Google parent company Alphabet will conduct a 20-1 stock split at the close of markets on Friday in a move that doesn’t change the overall value of the company’s stock but does reduce individual share prices and creates an easier entry point for smaller investors.
The search giant’s splitting exercise follows similar recent moves by a bevy of tech behemoths including Amazon, Apple and Tesla, which have all split their stock in the last couple of years.
While down significantly from an all-time peak value of $3,037 per share last November, Alphabet stock was trading at about $2,212 per share at midday on Friday.
What’s a stock split and why should you care? A stock split is when a company decides to divide its existing shares by a certain ratio to create new shares, which then lowers the individual share cost, according to a report from CNET. You still own the same portion of the company, though stock splits may temporarily increase stock price volatility, or the probability of large swings in the stock price.
Stock splits cause the total share count to increase and the stock price to go down. For example, if one share of GOOGL is worth $2,200 at the time of the split, a 20-for-1 stock split would turn that one share into 20 shares each worth $110. Shareholders should retain the full value of their investment before and after the split.
Alphabet’s planned stock split stipulates that, at the end of market close on July 15, shareholders will receive a one-time, 19-share payout for each share owned. These share dividends will be paid out only to “shareholders of record” — so, those who owned shares — at market close on July 1, per CNET. Google shares will proceed to trade at the adjusted split price on Monday, July 18. This will complete the 20-for-1 stock split first announced Feb. 1.
Why is Google splitting its stock? A stock split is often a sign that a company is thriving and that its stock price has increased, according to Time/NextAdvisor. While that’s a good thing, it also means the stock has become less affordable for investors. As a result, companies may do a stock split to make the stock more affordable and enticing to individual investors.
“When a stock starts to creep up and looks expensive, it used to be common practice to do a stock split to make your stock look more attractive from a per-share price to encourage buying of the stock,” Meghan Railey, a certified financial planner and the chief finance officer and co-founder of Optas Capital, told NextAdvisor.
And while stock splits can increase a stock’s liquidity and make it more accessible for investors, not all companies engage in them. According to Railey, some companies prefer to keep their stock prices high.

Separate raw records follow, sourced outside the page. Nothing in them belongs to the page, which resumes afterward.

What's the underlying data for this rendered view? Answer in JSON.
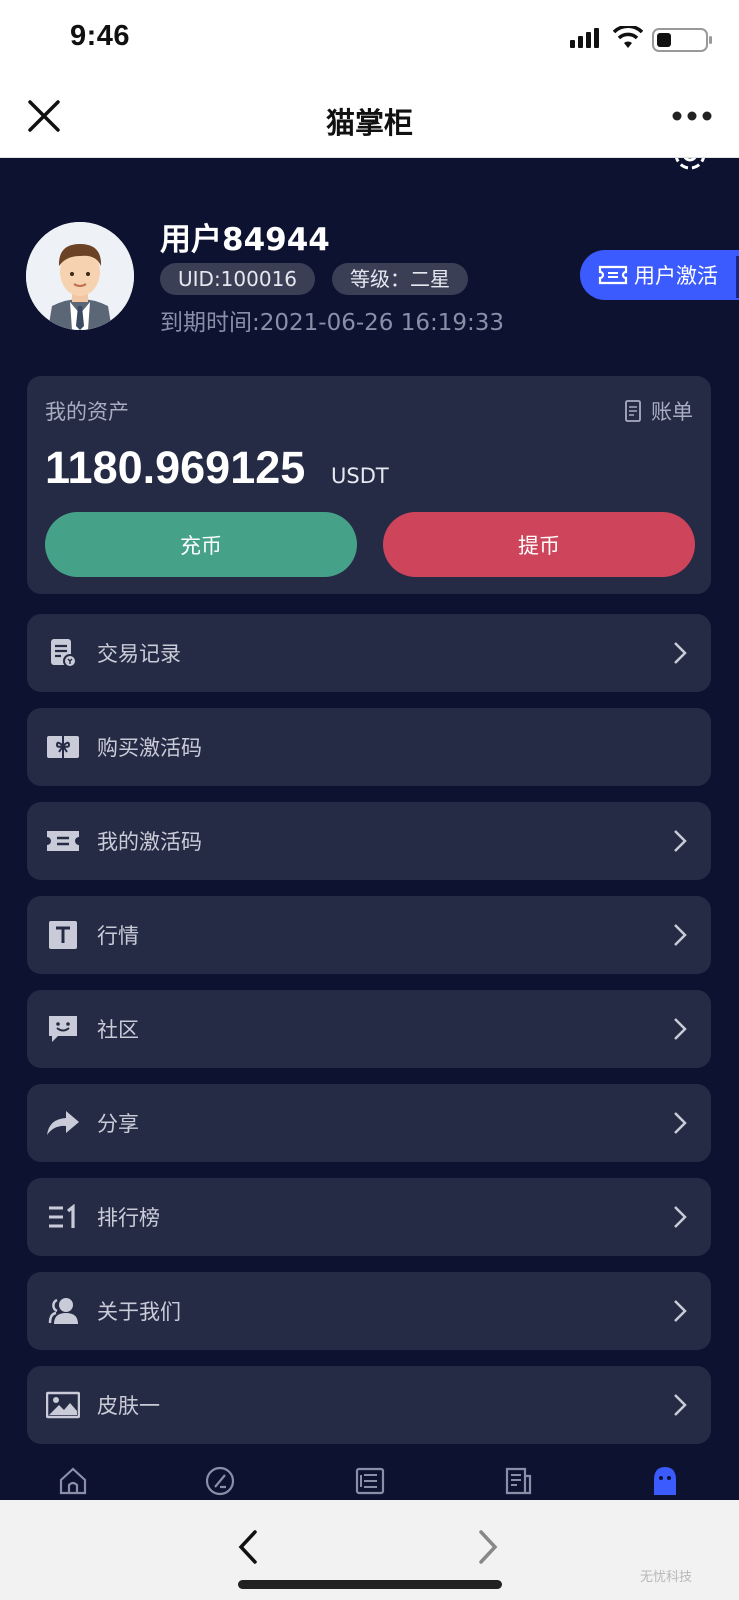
{
  "status_bar": {
    "time": "9:46"
  },
  "nav": {
    "title": "猫掌柜"
  },
  "profile": {
    "username": "用户84944",
    "uid": "UID:100016",
    "level": "等级：二星",
    "expire": "到期时间:2021-06-26 16:19:33",
    "activate_label": "用户激活"
  },
  "assets": {
    "title": "我的资产",
    "bill_label": "账单",
    "amount": "1180.969125",
    "unit": "USDT",
    "deposit_label": "充币",
    "withdraw_label": "提币"
  },
  "menu": [
    {
      "label": "交易记录",
      "icon": "transaction-record-icon",
      "chevron": true
    },
    {
      "label": "购买激活码",
      "icon": "buy-code-icon",
      "chevron": false
    },
    {
      "label": "我的激活码",
      "icon": "ticket-icon",
      "chevron": true
    },
    {
      "label": "行情",
      "icon": "market-icon",
      "chevron": true
    },
    {
      "label": "社区",
      "icon": "community-icon",
      "chevron": true
    },
    {
      "label": "分享",
      "icon": "share-icon",
      "chevron": true
    },
    {
      "label": "排行榜",
      "icon": "ranking-icon",
      "chevron": true
    },
    {
      "label": "关于我们",
      "icon": "about-icon",
      "chevron": true
    },
    {
      "label": "皮肤一",
      "icon": "skin-icon",
      "chevron": true
    }
  ],
  "tabs": [
    "home-icon",
    "discover-icon",
    "list-icon",
    "news-icon",
    "profile-icon"
  ],
  "browser": {
    "watermark": "无忧科技"
  },
  "colors": {
    "background": "#0d1230",
    "card": "#262b45",
    "accent_blue": "#3b5bff",
    "deposit_green": "#45a289",
    "withdraw_red": "#cd445b"
  }
}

“There are two types of companies,” Railey said. “Growth companies want to see their stock price go way up. Tesla is happy that their per-share price is high because it adds to the allure of their stock. Value stocks still have the opportunity to utilize stock splits to attract investors.”